Growing To Give
Ten religious congregations have committed themselves to donating to food banks vegetables that they will grow this season at new gardens dedicated for that purpose, most on their own property.
The congregations are part of an Interfaith Community Service Garden Project developed by the Long Island Community Agriculture Network, a Huntington-based organization fiscally sponsored by the non-profit Open Space Institute. The project is funded by the Long Island Community Foundation and the New York Community Trust: Horace and Amy Hagedorn Fund.
The congregations are responding to a call to action to end childhood hunger made at the annual interfaith Martin Luther King celebration this past January. Richard Kubek, community outreach coordinator for LI Jobs with Justice and chair of the Martin Luther King Planning Committee, and Heather Forest, storyteller, farmer and a founder of LICAN, encouraged the congregations to dig up some lawn and grow vegetables to be donated to food banks and soup kitchens.
The need for donations is acute: in 2010, less than 10% of the food donated to Island Harvest, the largest distributor of food for the needy on Long Island, was fresh produce.
To help insure the success of the new gardens, LICAN has held educational workshops for congregational garden leaders and tuition-free workshops for expert gardeners to mentor the congregations. The grants provide funding to pay the mentors, as well as underwriting the educational workshops and a guide that will be made available free.
“This is a small seed that can blossom,” said Forest. “We are delighted that congregations have responded so quickly and enthusiastically.”

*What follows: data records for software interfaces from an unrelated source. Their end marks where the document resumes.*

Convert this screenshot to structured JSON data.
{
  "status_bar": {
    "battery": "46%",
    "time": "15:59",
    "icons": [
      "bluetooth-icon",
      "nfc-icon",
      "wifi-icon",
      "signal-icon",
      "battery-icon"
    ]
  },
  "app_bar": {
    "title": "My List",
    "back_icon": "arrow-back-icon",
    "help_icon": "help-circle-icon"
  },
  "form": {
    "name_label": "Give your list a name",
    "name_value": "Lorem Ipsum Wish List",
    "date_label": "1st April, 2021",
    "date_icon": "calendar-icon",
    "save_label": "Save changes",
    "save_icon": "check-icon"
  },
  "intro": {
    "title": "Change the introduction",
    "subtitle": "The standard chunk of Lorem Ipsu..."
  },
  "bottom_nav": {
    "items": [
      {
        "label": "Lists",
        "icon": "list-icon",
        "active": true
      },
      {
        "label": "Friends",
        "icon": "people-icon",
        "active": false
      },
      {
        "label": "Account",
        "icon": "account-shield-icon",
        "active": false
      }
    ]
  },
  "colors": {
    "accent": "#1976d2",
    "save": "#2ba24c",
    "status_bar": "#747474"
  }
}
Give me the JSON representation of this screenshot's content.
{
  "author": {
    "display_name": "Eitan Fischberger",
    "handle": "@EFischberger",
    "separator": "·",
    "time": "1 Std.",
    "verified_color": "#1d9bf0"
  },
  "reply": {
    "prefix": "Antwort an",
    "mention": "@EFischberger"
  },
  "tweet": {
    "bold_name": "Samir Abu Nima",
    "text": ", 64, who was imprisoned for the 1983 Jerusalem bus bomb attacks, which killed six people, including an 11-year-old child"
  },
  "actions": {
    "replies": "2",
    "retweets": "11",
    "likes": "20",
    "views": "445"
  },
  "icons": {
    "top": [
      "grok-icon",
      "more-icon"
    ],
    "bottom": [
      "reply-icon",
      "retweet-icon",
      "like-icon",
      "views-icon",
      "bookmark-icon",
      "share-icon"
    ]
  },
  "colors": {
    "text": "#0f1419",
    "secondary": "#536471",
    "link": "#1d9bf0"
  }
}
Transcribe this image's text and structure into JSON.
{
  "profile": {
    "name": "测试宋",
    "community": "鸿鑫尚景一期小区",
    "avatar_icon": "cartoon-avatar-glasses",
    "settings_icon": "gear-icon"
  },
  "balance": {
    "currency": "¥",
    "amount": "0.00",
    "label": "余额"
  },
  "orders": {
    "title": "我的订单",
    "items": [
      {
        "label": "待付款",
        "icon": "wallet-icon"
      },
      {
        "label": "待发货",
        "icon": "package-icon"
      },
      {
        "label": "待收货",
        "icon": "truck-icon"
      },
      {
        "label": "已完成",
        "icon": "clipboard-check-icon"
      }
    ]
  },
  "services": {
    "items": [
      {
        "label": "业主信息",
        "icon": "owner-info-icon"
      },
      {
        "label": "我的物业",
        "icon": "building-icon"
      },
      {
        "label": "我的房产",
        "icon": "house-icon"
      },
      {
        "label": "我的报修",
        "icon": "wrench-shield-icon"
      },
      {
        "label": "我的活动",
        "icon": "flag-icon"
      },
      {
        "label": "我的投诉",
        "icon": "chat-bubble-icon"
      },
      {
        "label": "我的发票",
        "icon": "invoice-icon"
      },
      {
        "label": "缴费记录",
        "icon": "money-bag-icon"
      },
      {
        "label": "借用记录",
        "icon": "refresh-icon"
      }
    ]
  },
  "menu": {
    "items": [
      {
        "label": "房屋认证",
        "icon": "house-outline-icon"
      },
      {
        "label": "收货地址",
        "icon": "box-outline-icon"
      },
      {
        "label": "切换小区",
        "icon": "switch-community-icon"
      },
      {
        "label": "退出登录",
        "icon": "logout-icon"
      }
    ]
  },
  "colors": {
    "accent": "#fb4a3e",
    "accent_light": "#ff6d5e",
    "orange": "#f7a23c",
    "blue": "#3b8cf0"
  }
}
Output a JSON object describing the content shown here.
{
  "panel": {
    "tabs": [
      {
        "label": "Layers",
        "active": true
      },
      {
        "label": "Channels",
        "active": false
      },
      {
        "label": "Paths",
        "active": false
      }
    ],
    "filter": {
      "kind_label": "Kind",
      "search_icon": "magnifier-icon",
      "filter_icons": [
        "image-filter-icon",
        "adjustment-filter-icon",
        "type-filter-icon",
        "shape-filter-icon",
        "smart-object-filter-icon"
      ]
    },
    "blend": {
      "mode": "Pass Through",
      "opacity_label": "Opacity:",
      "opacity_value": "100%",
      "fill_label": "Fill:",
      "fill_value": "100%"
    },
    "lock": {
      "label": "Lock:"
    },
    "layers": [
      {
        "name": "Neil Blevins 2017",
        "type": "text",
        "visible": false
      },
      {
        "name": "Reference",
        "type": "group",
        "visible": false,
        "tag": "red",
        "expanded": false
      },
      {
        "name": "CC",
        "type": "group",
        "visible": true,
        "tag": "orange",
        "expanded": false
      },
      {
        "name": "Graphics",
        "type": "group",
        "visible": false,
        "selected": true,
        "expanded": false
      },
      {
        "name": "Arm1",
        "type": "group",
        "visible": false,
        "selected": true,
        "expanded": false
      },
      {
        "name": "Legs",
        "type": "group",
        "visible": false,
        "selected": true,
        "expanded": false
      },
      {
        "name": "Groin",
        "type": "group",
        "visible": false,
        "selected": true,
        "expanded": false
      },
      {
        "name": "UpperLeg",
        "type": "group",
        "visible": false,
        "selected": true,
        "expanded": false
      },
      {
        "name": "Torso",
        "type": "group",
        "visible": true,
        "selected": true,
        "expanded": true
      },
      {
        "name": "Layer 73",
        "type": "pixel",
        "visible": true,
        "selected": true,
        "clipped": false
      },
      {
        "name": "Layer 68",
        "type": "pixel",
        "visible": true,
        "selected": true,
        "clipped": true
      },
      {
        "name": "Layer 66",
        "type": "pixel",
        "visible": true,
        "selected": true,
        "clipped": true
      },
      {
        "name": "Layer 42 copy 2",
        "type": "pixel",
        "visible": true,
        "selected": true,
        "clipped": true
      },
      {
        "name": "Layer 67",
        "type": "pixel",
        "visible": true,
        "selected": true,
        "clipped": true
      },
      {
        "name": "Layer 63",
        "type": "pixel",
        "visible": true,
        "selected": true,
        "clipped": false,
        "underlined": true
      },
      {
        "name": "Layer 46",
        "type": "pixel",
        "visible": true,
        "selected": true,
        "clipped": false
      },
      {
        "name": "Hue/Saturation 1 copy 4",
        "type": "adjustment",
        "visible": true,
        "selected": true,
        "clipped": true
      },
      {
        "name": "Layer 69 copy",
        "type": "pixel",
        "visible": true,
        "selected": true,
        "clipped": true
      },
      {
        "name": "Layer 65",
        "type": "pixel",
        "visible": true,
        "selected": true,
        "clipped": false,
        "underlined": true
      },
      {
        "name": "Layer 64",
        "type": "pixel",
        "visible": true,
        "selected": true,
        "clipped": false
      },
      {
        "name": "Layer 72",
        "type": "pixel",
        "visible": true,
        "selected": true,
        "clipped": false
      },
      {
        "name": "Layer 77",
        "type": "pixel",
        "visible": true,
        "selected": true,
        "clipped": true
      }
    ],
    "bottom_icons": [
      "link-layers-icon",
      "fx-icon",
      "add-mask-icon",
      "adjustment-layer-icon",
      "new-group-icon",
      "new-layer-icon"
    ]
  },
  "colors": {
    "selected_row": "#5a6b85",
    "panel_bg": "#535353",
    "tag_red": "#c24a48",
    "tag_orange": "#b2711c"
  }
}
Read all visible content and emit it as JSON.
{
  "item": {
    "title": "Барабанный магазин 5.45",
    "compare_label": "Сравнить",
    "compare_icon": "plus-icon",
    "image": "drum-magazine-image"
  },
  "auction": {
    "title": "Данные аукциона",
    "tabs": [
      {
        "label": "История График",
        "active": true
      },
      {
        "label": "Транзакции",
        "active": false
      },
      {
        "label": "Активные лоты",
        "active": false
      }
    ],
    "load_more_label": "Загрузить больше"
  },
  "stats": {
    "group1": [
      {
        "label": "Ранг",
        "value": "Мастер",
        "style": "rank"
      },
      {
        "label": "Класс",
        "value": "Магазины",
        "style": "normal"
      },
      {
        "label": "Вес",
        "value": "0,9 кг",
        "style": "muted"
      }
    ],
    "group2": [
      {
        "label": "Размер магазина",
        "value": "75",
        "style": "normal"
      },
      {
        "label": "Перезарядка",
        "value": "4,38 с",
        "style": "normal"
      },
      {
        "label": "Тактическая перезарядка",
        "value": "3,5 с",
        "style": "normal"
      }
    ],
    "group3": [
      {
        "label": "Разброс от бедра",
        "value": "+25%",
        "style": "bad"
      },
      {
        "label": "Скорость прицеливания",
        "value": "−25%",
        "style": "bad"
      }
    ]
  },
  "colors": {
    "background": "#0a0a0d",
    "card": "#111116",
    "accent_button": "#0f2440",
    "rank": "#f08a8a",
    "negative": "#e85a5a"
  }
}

Some of the congregations that are rededicating portions of lawn and replacing them with vegetable gardens include: Dix Hills United Methodist Church, Bethany Presbyterian in Huntington, St. John’s Episcopal in Cold Spring Harbor, and Huntington Jewish Center. Two that lack an appropriate site on their own grounds, St. Hugh’s in Huntington Station and Temple Beth El in Huntington, are cultivating raised beds at the Soergel Outreach Garden in Greenlawn that is managed by LICAN under license from the Town of Huntington.
Many Long Island congregations, including St. Hugh’s and Bethany host food banks or community suppers, so placing gardens on their own grounds closes the loop between grower and giver.
The other religious organizations involved include: Kehillath Shalom Synagogue in Cold Spring Harbor; Huntington Jewish Center; St. John’s Episcopal of Cold Spring Harbor; the Suffolk Y Jewish Community Center in Smithtown; the Unitarian Universalist Congregation at Shelter Rock; and, the Unitarian Universalist Fellowship of Huntington.
LICAN is seeking additional donations to support the mentor services and to expand the project to other congregations.